How do I know if my fish have Aeromonas salmonicida?

The most well-known clinical sign of this disease is severe, hemorrhagic skin ulcers commonly but mistakenly referred to as “furuncles” (N.B. “furunculosis” is technically a term used to describe inflamed hair follicles, which fish do not have). Other presentations can range from severe mortality caused by bacterial sepsis (especially during warmer temperatures) to chronic infection with low mortality and few clinical signs. Some fish can become latently infected with no signs of disease.

Testing Methods

Certification Testing: Because some fish can be infected with Aeromonas salmonicida but show no clinical signs, fish health regulators often require testing for this bacterium. The most common screening test is bacterial culture. WADDL offers a screening test for Aeromonas salmonicida that follows American Fisheries Society-Fish Health Sections Blue Book testing methods to meet fish health regulators’ requirements.

Diagnostic Testing: Necropsy in conjunction with diagnostic bacterial cultures and histopathology are the most common tests used to diagnose furunculosis in fish. See the “Aquatic Species: Diagnostic Testing” resource for information about how to select and submit appropriate samples for diagnostic testing at WADDL.

How can I get more information about certification and diagnostic testing for Aeromonas salmonicida?

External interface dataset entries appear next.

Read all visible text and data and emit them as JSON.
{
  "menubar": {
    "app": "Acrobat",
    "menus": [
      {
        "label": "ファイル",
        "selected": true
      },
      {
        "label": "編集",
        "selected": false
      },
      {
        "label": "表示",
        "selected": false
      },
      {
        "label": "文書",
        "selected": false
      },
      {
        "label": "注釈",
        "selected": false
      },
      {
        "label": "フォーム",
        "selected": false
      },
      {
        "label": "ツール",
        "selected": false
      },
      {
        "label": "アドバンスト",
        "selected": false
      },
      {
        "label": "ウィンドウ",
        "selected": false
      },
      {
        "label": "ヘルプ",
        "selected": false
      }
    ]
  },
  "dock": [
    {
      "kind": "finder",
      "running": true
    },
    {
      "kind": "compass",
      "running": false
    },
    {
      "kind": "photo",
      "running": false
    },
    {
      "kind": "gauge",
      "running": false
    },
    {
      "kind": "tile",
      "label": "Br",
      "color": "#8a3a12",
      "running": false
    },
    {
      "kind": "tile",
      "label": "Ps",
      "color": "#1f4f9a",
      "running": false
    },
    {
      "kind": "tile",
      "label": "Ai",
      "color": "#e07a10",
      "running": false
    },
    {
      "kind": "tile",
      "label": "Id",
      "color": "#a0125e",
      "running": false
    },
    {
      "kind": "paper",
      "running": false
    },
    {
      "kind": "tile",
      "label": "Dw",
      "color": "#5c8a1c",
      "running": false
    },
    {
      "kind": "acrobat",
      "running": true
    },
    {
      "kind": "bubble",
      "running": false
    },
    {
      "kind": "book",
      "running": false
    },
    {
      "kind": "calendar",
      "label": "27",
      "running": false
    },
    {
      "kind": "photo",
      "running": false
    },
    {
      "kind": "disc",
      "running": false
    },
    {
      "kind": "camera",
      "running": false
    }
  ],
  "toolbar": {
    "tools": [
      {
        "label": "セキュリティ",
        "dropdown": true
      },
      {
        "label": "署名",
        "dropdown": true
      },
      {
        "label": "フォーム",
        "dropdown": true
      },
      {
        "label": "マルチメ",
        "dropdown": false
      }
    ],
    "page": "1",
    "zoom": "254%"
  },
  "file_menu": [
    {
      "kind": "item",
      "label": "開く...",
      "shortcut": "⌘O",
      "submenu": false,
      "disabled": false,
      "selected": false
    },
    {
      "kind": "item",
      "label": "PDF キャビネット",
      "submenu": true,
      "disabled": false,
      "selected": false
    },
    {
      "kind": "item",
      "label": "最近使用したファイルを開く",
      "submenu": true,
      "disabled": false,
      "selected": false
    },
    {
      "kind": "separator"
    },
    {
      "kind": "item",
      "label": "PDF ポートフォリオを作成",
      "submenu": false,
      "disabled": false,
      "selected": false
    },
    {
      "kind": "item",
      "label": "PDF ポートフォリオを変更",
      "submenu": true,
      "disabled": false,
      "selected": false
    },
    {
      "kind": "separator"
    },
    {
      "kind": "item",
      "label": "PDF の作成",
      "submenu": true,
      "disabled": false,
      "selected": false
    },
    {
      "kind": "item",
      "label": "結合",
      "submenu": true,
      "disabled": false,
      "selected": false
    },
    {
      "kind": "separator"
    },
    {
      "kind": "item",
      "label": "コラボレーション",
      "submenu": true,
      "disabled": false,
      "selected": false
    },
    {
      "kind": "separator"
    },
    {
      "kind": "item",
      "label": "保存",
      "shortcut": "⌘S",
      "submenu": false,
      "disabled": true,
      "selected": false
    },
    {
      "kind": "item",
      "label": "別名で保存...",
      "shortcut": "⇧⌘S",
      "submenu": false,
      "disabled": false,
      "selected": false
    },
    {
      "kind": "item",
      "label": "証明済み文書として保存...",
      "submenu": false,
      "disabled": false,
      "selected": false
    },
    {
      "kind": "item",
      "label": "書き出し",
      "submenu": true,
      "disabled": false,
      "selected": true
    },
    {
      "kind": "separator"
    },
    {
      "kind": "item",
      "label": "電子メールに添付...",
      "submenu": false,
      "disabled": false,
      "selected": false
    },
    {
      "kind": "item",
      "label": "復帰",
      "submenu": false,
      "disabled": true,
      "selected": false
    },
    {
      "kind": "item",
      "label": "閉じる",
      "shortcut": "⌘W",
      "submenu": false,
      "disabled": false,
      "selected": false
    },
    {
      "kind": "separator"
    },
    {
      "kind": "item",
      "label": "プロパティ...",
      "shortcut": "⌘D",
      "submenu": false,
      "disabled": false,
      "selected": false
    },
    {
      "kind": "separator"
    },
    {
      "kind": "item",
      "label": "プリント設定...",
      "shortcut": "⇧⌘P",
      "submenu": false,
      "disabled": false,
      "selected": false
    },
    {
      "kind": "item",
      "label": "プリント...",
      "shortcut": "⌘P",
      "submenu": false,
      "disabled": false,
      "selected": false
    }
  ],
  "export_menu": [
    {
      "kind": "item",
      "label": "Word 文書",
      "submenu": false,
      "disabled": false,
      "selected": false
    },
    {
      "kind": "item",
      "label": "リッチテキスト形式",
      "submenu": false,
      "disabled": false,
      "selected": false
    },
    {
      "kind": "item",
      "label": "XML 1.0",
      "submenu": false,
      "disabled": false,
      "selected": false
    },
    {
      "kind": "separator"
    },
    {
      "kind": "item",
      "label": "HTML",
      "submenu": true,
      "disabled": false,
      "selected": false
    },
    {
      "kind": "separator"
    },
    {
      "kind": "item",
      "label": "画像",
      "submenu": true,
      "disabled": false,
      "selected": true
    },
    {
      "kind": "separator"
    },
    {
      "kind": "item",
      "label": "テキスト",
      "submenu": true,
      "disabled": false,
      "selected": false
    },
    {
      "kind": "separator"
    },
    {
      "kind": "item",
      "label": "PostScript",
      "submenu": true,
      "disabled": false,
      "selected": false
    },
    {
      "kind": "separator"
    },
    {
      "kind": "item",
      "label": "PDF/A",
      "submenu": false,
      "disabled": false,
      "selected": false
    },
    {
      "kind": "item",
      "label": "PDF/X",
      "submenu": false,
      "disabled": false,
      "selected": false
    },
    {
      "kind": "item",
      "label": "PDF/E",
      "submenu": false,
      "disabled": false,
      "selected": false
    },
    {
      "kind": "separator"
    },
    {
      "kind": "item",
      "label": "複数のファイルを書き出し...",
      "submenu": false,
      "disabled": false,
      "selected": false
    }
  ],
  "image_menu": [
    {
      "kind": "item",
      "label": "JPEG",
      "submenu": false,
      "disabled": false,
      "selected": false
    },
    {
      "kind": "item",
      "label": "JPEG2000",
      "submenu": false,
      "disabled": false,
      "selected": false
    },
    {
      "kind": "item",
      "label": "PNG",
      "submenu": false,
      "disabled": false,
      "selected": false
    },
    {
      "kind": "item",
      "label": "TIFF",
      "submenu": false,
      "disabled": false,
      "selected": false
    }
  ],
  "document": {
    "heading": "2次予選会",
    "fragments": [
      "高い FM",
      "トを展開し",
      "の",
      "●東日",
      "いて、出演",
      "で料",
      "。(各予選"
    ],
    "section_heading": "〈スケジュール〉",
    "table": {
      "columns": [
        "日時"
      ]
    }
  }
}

For more information about submitting fish for Aeromonas salmonicida testing at WADDL, please contact us